The enthusiastic contributions by experts from mountain rescue organizations add immeasurably to these discussions. Air Zermatt and Rega provided fabulous tours of their facilities. Cadre of the Utah Avalanche Center and Wasatch Backcountry Rescue have sponsored classes with components directly related to mountain meteorology that go far beyond textbook learning, as well as sessions supplemented by senior ski patrollers and avalanche control specialists who have spent 20-plus years atop these peaks ensuring safe ski conditions for the public.

The field trips complement the curriculums for academic classes, ground schools and flight training. The undergraduate aviation students are simultaneously taking flight lessons at airports located in nearby mountains with peaks soaring above 12,000 ft., and airport elevations exceeding 5,000 ft.

The field trips are offered throughout the year to expose attendees to the widest possible spectrum of conditions. Students will see different mountain meteorology phenomena in the summer and winter, or during fast-moving frontal activity versus stagnant conditions caused by high pressure ridges. Many of these outings last for most of the day so students can observe changes in mountain meteorology caused by weather fronts as well as changes in the sun’s movement.

The academic sessions and field trips include discussions of both fixed- and rotary-wing aircraft. These include a wide variety of missions such as aerial firefighting, EMS, business jets, aerial tours and heli-skiing, as well as military operations. Correlating the perspectives between fixed- and rotary-wing aircraft leads to a deeper overall understanding of the interplay between mountain meteorology, aircraft performance and handling, human factors and aeronautical decision making.

Another key aspect of this method is that the students are tasked to perform at higher levels of learning. Rather than merely quoting some rote memorization, student outcomes are assessed in assignments with key words such as “compose, create, design, modify, plan, or compare and contrast” in scenario-based questions. These tasks are assigned as group projects, which further emphasizes the importance of teamwork in the real world.

The premise of this article has focused on providing an effective learning environment that is low risk to help develop aeronautical decision-making in mountain operations. What started as simple requests from a few students long ago to learn more about the mountain weather environment has turned into regular outings with motivated students who relish and immerse themselves in these learning adventures.

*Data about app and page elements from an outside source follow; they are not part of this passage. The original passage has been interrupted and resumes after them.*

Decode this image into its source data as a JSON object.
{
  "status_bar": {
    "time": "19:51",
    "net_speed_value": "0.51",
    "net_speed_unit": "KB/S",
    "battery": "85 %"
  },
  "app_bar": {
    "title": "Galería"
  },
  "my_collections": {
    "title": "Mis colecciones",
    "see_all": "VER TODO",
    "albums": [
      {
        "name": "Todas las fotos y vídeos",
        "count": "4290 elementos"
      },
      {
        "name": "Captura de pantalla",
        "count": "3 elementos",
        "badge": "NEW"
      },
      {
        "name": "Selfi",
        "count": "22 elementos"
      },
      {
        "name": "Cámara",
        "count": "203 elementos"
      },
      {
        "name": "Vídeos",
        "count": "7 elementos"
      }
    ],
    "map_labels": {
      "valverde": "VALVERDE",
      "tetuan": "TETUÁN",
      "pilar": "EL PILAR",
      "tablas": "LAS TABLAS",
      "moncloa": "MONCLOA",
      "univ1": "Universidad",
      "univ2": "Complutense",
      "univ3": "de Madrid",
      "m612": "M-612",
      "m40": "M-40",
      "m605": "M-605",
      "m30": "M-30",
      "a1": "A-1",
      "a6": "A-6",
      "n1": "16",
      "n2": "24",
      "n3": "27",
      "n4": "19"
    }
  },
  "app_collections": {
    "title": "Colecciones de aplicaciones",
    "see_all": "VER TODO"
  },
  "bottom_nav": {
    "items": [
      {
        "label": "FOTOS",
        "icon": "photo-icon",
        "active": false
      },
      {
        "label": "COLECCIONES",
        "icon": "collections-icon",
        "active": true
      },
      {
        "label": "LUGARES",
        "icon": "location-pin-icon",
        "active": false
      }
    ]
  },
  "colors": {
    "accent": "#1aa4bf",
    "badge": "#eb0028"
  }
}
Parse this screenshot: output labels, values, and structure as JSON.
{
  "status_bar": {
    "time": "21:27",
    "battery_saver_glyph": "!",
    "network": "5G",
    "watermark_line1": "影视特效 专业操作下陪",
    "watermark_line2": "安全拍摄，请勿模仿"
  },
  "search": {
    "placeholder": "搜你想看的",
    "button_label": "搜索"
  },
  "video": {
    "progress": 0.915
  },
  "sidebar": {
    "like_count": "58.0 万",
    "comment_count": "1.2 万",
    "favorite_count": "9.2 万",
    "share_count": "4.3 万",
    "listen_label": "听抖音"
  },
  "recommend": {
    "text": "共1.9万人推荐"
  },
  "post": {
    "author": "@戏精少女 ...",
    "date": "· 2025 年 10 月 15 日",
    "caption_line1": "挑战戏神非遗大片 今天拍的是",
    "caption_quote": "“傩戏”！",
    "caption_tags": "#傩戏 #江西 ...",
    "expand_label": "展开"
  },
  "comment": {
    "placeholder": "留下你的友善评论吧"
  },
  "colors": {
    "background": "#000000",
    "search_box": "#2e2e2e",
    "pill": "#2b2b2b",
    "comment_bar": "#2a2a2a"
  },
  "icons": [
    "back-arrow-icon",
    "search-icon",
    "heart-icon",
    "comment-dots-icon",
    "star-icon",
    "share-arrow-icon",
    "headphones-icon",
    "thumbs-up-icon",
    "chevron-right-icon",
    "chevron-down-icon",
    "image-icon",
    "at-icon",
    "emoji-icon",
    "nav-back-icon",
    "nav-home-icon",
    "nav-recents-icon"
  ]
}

Perhaps the best feedback from these field trips is watching the next generation of aviation professionals develop a passion for a lifetime of learning.